TAMPA - An inmate whose execution was botched last month wasn't writhing in pain, but merely stretching to see a clock in the death chamber, the warden who oversaw the execution testified Monday.
On the first day of hearings on the lethal injection procedure, a state commission heard dramatically different versions of Angel Nieves Diaz's Dec. 13 execution in Florida State Prison near Starke.
The warden and two other members of the execution team said Diaz didn't exhibit signs of distress, while a witness with a front-row seat said the inmate looked like he was grimacing in pain.
But the testimony did clear up one lingering question about the execution: Medical staff made key decisions on the insertion of IV lines and dispensing of lethal chemicals, defying ethical guidelines that restrict their involvement in executions.
Diaz's execution took 34 minutes, about 20 minutes longer than the typical execution. Florida State Prison Warden Randall Bryant said Diaz appeared to look at a clock during the procedure but gave no indication of problems.
"He looked around the room but made no sounds of someone in distress," he said.
But Neal Dupree, Diaz's attorney and an execution witness, said his client grimaced and appeared to be agitated. Dupree, providing a version of events similar to news media witnesses, said he thought Diaz was gasping for air at one point.
"He almost appeared to be a fish out of water," he said.
Following the execution, the Alachua County Medical Examiner reported that an improperly inserted IV caused lethal chemicals to seep into Diaz's tissue. The problem prolonged the execution and caused Diaz to suffer nearly foot-long chemical burns on his arms.
Then-Gov. Jeb Bush subsequently halted all executions and created a commission to investigate. The 11-member panel consists of lawmakers, doctors and members of the criminal justice system, including Gainesville Circuit Judge Stan Morris.
Diaz's niece, Sol Otero, said she was dissatisfied with the group's first day of work. She said she feels prison officials aren't being forthright about what happened.
"I feel like everyone is trying to cover this up - especially Florida State Prison," she said.

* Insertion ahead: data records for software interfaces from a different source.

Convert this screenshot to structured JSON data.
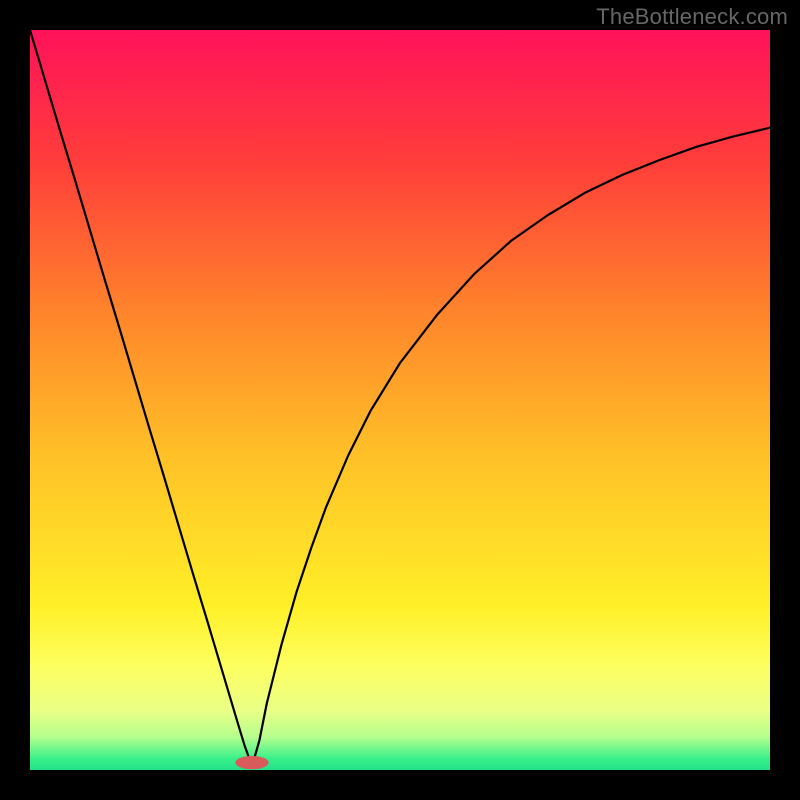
{
  "watermark": {
    "text": "TheBottleneck.com"
  },
  "chart_data": {
    "type": "line",
    "title": "",
    "xlabel": "",
    "ylabel": "",
    "xlim": [
      0,
      100
    ],
    "ylim": [
      0,
      100
    ],
    "grid": false,
    "background_gradient": {
      "stops": [
        {
          "offset": 0.0,
          "color": "#ff125a"
        },
        {
          "offset": 0.18,
          "color": "#ff3e3a"
        },
        {
          "offset": 0.4,
          "color": "#ff8a2a"
        },
        {
          "offset": 0.58,
          "color": "#ffc228"
        },
        {
          "offset": 0.78,
          "color": "#fff028"
        },
        {
          "offset": 0.86,
          "color": "#fdff60"
        },
        {
          "offset": 0.92,
          "color": "#eaff86"
        },
        {
          "offset": 0.955,
          "color": "#b6ff8e"
        },
        {
          "offset": 0.985,
          "color": "#38f08a"
        },
        {
          "offset": 1.0,
          "color": "#24e28a"
        }
      ]
    },
    "marker": {
      "x": 30,
      "y": 1,
      "shape": "pill",
      "color": "#d85a5a",
      "width_frac": 0.045,
      "height_frac": 0.018
    },
    "series": [
      {
        "name": "curve",
        "x": [
          0,
          2,
          4,
          6,
          8,
          10,
          12,
          14,
          16,
          18,
          20,
          22,
          24,
          26,
          28,
          29,
          30,
          31,
          32,
          34,
          36,
          38,
          40,
          43,
          46,
          50,
          55,
          60,
          65,
          70,
          75,
          80,
          85,
          90,
          95,
          100
        ],
        "y": [
          100,
          93.3,
          86.6,
          80.0,
          73.3,
          66.6,
          60.0,
          53.3,
          46.6,
          40.0,
          33.3,
          26.6,
          20.0,
          13.3,
          6.6,
          3.3,
          0.5,
          4.0,
          9.0,
          17.0,
          24.0,
          30.0,
          35.5,
          42.5,
          48.5,
          55.0,
          61.5,
          67.0,
          71.5,
          75.0,
          78.0,
          80.4,
          82.4,
          84.2,
          85.6,
          86.8
        ]
      }
    ]
  }
}
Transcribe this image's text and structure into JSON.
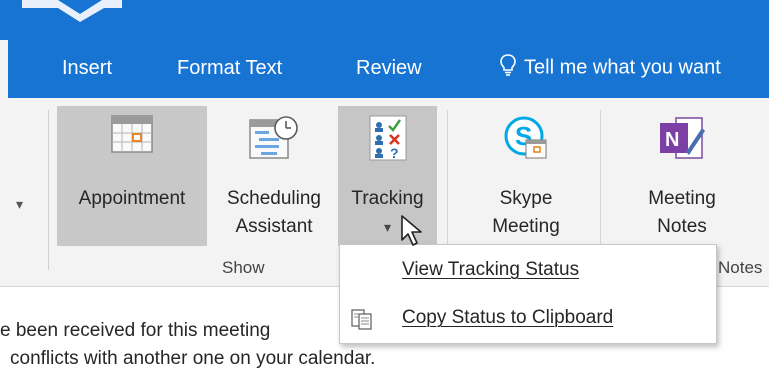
{
  "ribbon_tabs": [
    {
      "label": "Insert"
    },
    {
      "label": "Format Text"
    },
    {
      "label": "Review"
    }
  ],
  "tell_me": {
    "icon": "lightbulb-icon",
    "text": "Tell me what you want"
  },
  "buttons": {
    "appointment": {
      "label": "Appointment",
      "icon": "calendar-icon",
      "state": "selected"
    },
    "scheduling": {
      "line1": "Scheduling",
      "line2": "Assistant",
      "icon": "scheduling-icon"
    },
    "tracking": {
      "label": "Tracking",
      "icon": "tracking-icon",
      "dropdown": "▾",
      "state": "hover"
    },
    "skype": {
      "line1": "Skype",
      "line2": "Meeting",
      "icon": "skype-icon"
    },
    "meeting_notes": {
      "line1": "Meeting",
      "line2": "Notes",
      "icon": "onenote-icon"
    }
  },
  "groups": {
    "show": "Show",
    "notes_partial": "Notes"
  },
  "dropdown_menu": {
    "items": [
      {
        "label": "View Tracking Status"
      },
      {
        "label": "Copy Status to Clipboard",
        "icon": "clipboard-icon"
      }
    ]
  },
  "info": {
    "line1": "e been received for this meeting",
    "line2": "conflicts with another one on your calendar."
  },
  "colors": {
    "brand": "#1874d2",
    "ribbon": "#f3f3f3",
    "selected": "#c8c8c8"
  }
}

The first day of testimony touched on the medical soundness of the procedure and involvement of medical personnel. The testimony painted a picture of a procedure where doctors make key decisions, but are kept at arm's length from actually serving as executioners.
A task force commissioned by Department of Corrections Secretary James McDonough found that execution team members didn't report problems inserting an IV and violated procedure in changing the way the lethal drugs were dispensed. But the report didn't identify who made those decisions.

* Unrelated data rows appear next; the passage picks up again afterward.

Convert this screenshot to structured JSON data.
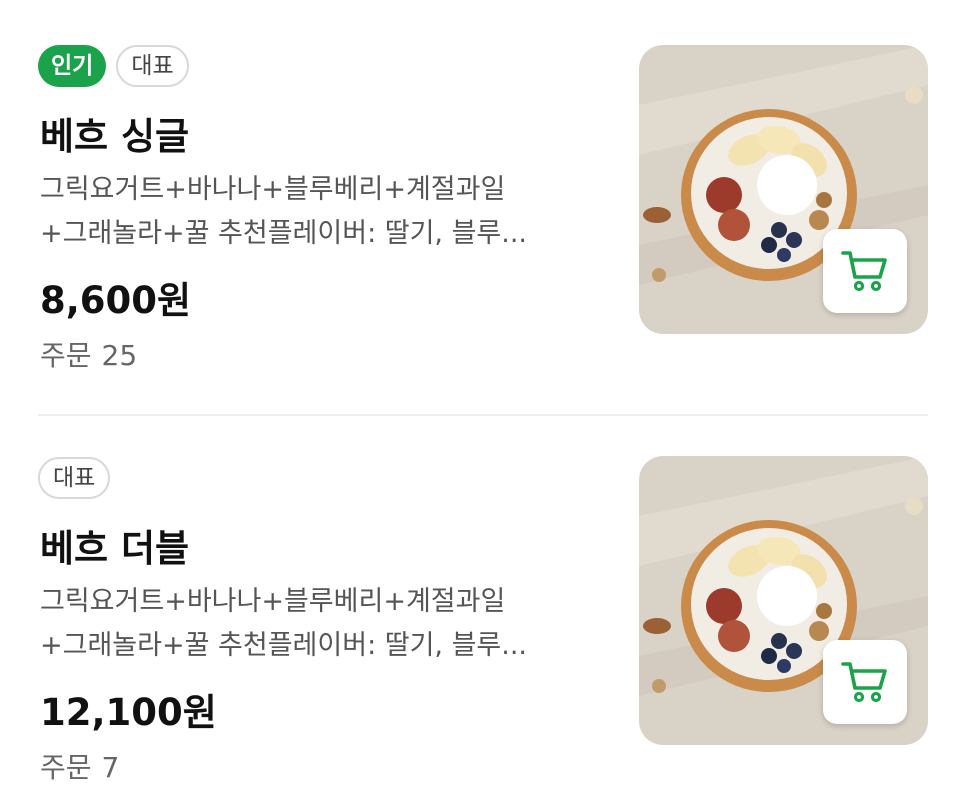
{
  "menu_items": [
    {
      "badges": [
        "인기",
        "대표"
      ],
      "name": "베흐 싱글",
      "description_line1": "그릭요거트+바나나+블루베리+계절과일",
      "description_line2": "+그래놀라+꿀 추천플레이버: 딸기, 블루...",
      "price": "8,600원",
      "orders_label": "주문",
      "orders_count": "25"
    },
    {
      "badges": [
        "대표"
      ],
      "name": "베흐 더블",
      "description_line1": "그릭요거트+바나나+블루베리+계절과일",
      "description_line2": "+그래놀라+꿀 추천플레이버: 딸기, 블루...",
      "price": "12,100원",
      "orders_label": "주문",
      "orders_count": "7"
    }
  ],
  "icons": {
    "cart": "shopping-cart-icon"
  },
  "colors": {
    "accent": "#1ba34b",
    "badge_border": "#d8d8d8"
  }
}
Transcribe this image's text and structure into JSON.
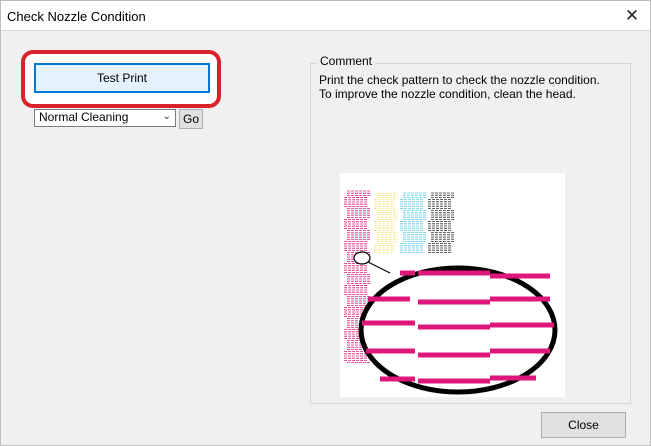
{
  "window": {
    "title": "Check Nozzle Condition",
    "close_glyph": "✕"
  },
  "left_panel": {
    "test_print_label": "Test Print",
    "cleaning_select_value": "Normal Cleaning",
    "go_label": "Go"
  },
  "comment": {
    "legend": "Comment",
    "line1": "Print the check pattern to check the nozzle condition.",
    "line2": "To improve the nozzle condition, clean the head."
  },
  "footer": {
    "close_label": "Close"
  },
  "colors": {
    "highlight": "#d8232a",
    "magenta": "#e0177a",
    "yellow": "#f4e57a",
    "cyan": "#5cc6e8",
    "black": "#333333",
    "focus_blue": "#0078d7"
  },
  "icons": {
    "close": "close-icon",
    "dropdown": "chevron-down-icon"
  }
}
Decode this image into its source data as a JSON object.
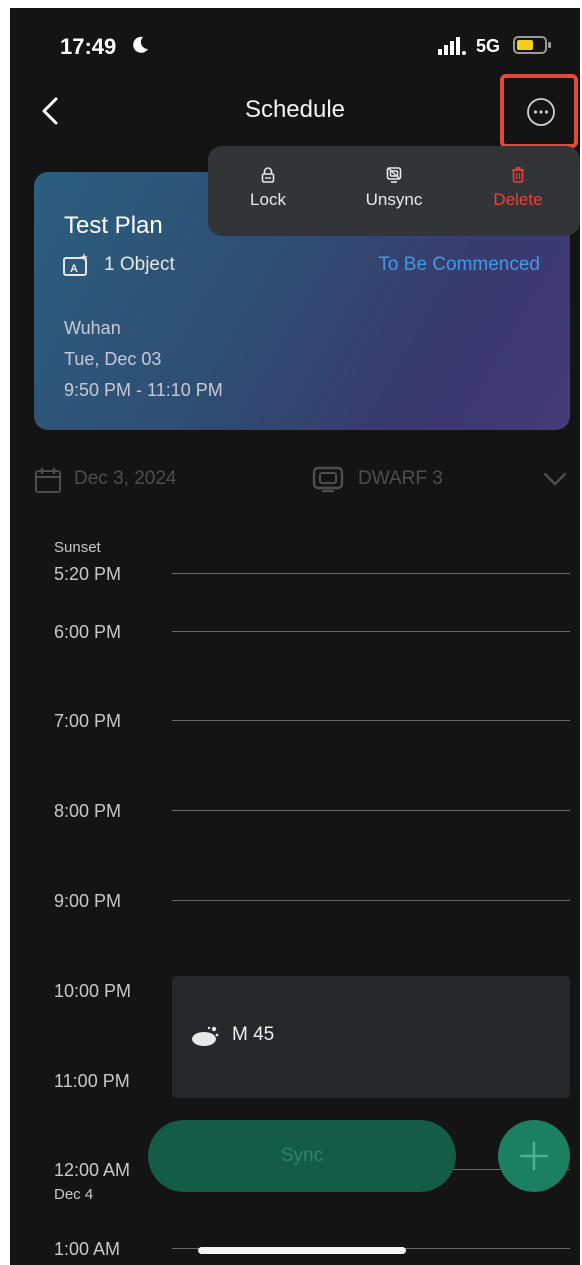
{
  "status_bar": {
    "time": "17:49",
    "network": "5G",
    "battery_level": 0.5,
    "battery_color": "#f4cf1c"
  },
  "nav": {
    "title": "Schedule",
    "back_icon": "chevron-left-icon",
    "more_icon": "more-horizontal-icon",
    "highlight_color": "#e2493b"
  },
  "plan": {
    "title": "Test Plan",
    "object_count": "1 Object",
    "status": "To Be Commenced",
    "location": "Wuhan",
    "date": "Tue, Dec 03",
    "time_range": "9:50 PM - 11:10 PM"
  },
  "menu": {
    "items": [
      {
        "label": "Lock",
        "icon": "lock-icon"
      },
      {
        "label": "Unsync",
        "icon": "unsync-icon"
      },
      {
        "label": "Delete",
        "icon": "trash-icon",
        "color": "#e5413a"
      }
    ]
  },
  "filter": {
    "date": "Dec 3, 2024",
    "device": "DWARF 3"
  },
  "timeline": {
    "sunset_label": "Sunset",
    "sunset_time": "5:20 PM",
    "hours": [
      "6:00 PM",
      "7:00 PM",
      "8:00 PM",
      "9:00 PM",
      "10:00 PM",
      "11:00 PM",
      "12:00 AM",
      "1:00 AM"
    ],
    "next_day_label": "Dec 4"
  },
  "event": {
    "name": "M 45",
    "icon": "star-cluster-icon"
  },
  "actions": {
    "sync_label": "Sync",
    "add_icon": "plus-icon"
  }
}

Bryant said medical staff on the execution team advise the individuals dispensing the lethal drugs. He said he relied on the medical staff to determine if there were problems.
"My discipline would not allow me to override someone in the medical field about a medical procedure," he said.
One member of the medical staff, prison physician assistant William F. Mathews, testified he observed the execution but didn't actively participate.
He said the medical staff who inserted IV lines and instructed executioners on dispensing drugs have the experience needed to make such decisions.
"The people involved are highly qualified in the particular areas that they serve in," he said.
The issue of medical involvement in executions presents a potential problem for both members of the execution team and the commission.
American Medical Association guidelines restrict doctors from having any involvement in executions, from pronouncing death to advising on the process.
While public records show the names of three doctors who pronounce death in executions, the Florida Department of Corrections refuses to confirm their involvement. Department officials said they would allow doctors to testify before the commission only if their identities were protected.
The commission decided these doctors would provide testimony by phone at a future meeting, as a way to conceal their identities. Members also decided to hear testimony from other doctors on alternatives to inserting an IV line into an inmate's arm.
But Tampa anesthesiologist Dr. David Varlotta said he was concerned about getting those doctors to testify about improving the procedure.
"I think we have to be careful that we don't make lethal injection a procedure of medicine," he said.
The commission is scheduled to hear more testimony Feb. 5 and 9. It plans to submit a preliminary report Feb. 15 and final report March 1.
The next two meetings could be critical to clearing up conflicting versions of the Diaz execution.
Diaz appeared to be speaking during the procedure, but execution team members differed on what he was saying. Bryant said Diaz mumbled something incoherent, while other team members reported Diaz said, ''What's happening?'' twice during the process.
The question of whether Diaz was expressing pain appears to be the biggest difference in opinion.
State Sen. Victor Crist, R-Tampa, said he believed that the observers' different beliefs about the death penalty could have led to different perceptions.
Crist, the chairman of the Senate criminal justice appropriations committee, is a strong supporter of the death penalty. He said he trusted the version of events from members of the execution team inside the death chamber, as opposed to witnesses separated by a glass window.
"It's two different environments on either side of that glass," he said.
Mark Elliot of Floridians for Alternatives to the Death Penalty withheld judgment about the process until further meetings. But he said he hoped the panel would ask harder questions to get to the truth. "It's the secrecy that has caused the problems," he said.
Nathan Crabbe can be reached at 352-338-3176 or email@example.com.